U.S.
“All options are open,” Trump reiterated when asked by a reporter in the White House Rose Garden if military intervention in Venezuela by the United States is possible. VOA

The retired military officer is known as the “Trump of the Tropics” for his far-right agenda of cracking down on crime and corruption, and nostalgia for Brazil’s era of military dictatorship.

The two leaders, who met for the first time Tuesday, also discussed their mutual support for Venezuelan opposition leader Juan Guaido, who has been recognized as Venezuela’s legitimate leader by most Western countries, including the United States and Brazil.

“All options are open,” Trump reiterated when asked by a reporter in the White House Rose Garden if military intervention in Venezuela by the United States is possible.

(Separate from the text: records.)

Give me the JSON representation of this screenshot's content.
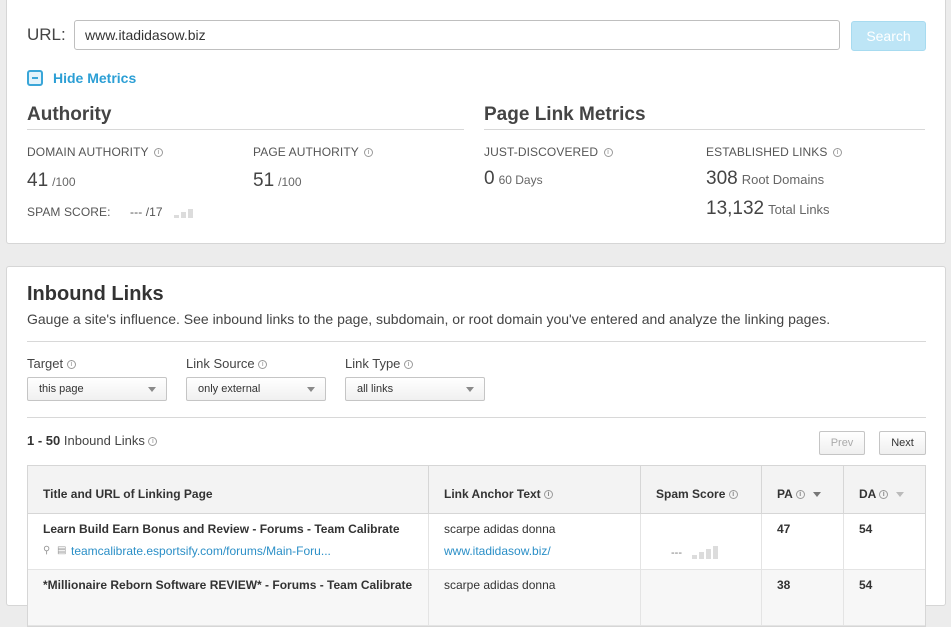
{
  "search": {
    "url_label": "URL:",
    "url_value": "www.itadidasow.biz",
    "search_button": "Search"
  },
  "metrics_toggle": "Hide Metrics",
  "authority": {
    "title": "Authority",
    "domain_authority_label": "DOMAIN AUTHORITY",
    "domain_authority_value": "41",
    "domain_authority_max": "/100",
    "page_authority_label": "PAGE AUTHORITY",
    "page_authority_value": "51",
    "page_authority_max": "/100",
    "spam_score_label": "SPAM SCORE:",
    "spam_score_value": "--- /17"
  },
  "page_link_metrics": {
    "title": "Page Link Metrics",
    "just_discovered_label": "JUST-DISCOVERED",
    "just_discovered_value": "0",
    "just_discovered_sub": "60 Days",
    "established_label": "ESTABLISHED LINKS",
    "root_domains_value": "308",
    "root_domains_sub": "Root Domains",
    "total_links_value": "13,132",
    "total_links_sub": "Total Links"
  },
  "inbound": {
    "title": "Inbound Links",
    "description": "Gauge a site's influence. See inbound links to the page, subdomain, or root domain you've entered and analyze the linking pages.",
    "filters": {
      "target_label": "Target",
      "target_value": "this page",
      "source_label": "Link Source",
      "source_value": "only external",
      "type_label": "Link Type",
      "type_value": "all links"
    },
    "count_range": "1 - 50",
    "count_text": "Inbound Links",
    "prev_label": "Prev",
    "next_label": "Next",
    "columns": {
      "title_url": "Title and URL of Linking Page",
      "anchor": "Link Anchor Text",
      "spam": "Spam Score",
      "pa": "PA",
      "da": "DA"
    },
    "rows": [
      {
        "title": "Learn Build Earn Bonus and Review - Forums - Team Calibrate",
        "url": "teamcalibrate.esportsify.com/forums/Main-Foru...",
        "anchor_text": "scarpe adidas donna",
        "anchor_url": "www.itadidasow.biz/",
        "spam": "---",
        "pa": "47",
        "da": "54"
      },
      {
        "title": "*Millionaire Reborn Software REVIEW* - Forums - Team Calibrate",
        "url": "",
        "anchor_text": "scarpe adidas donna",
        "anchor_url": "",
        "spam": "",
        "pa": "38",
        "da": "54"
      }
    ]
  }
}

Trump noted that Washington has yet to apply really tough sanctions on Caracas, where Nicolas Maduro — who the U.S. president called “Cuba’s puppet” — remains in power with the backing of Venezuela’s military.

In oil-rich Venezuela there is no food, water or air-conditioning, according to Trump, while Bolsonaro said “people are starving to death” there.

“We need to put an end to this,” Bolsonaro added.

Space launches

Just ahead of the meeting between the two leaders, the United States and Brazil signed an agreement to support American space launches from Brazil. The State Department says the pact will ensure the proper handling of sensitive U.S. technology consistent with U.S. nonproliferation policy, the Missile Technology Control, and U.S. export control laws and regulations.

The two leaders “agreed to take the steps necessary to enable Brazil to participate in the Department of Homeland Security’s Trusted Traveler Global Entry Program,” according to a joint statement issued following the news conference.

President Donald Trump speaks during a meeting with Brazilian President Jair Bolsonaro in the Oval Office of the White House, March 19, 2019, in Washington.
President Donald Trump speaks during a meeting with Brazilian President Jair Bolsonaro in the Oval Office of the White House, March 19, 2019, in Washington. VOA

‘Common ground’

The two countries have never had particularly close relations, with Brazil traditionally wary of American influence in Latin America. But now their two leaders find themselves in sync on concerns about the Maduro regime in Venezuela, Cuba’s involvement in that country, and the threat from China’s rising influence on domestic politics in South and Central America.

Also Read: Here’s Why Some Young Adults Engage in Unsafe Sex

Until now, Brazilian diplomacy was a zero-sum kind of relationship, not aligned with U.S. interests and “sort of hostile in certain ways, at least at the bureaucratic level,” former Assistant Secretary of State for Western Hemisphere Affairs Roger Noriega told VOA.

“If we can find common ground with them on some key specific initiatives,” the U.S. relationship with Brazil and South America, as a whole, can be realigned, according to Noriega, an American Enterprise Institute visiting fellow.(VOA)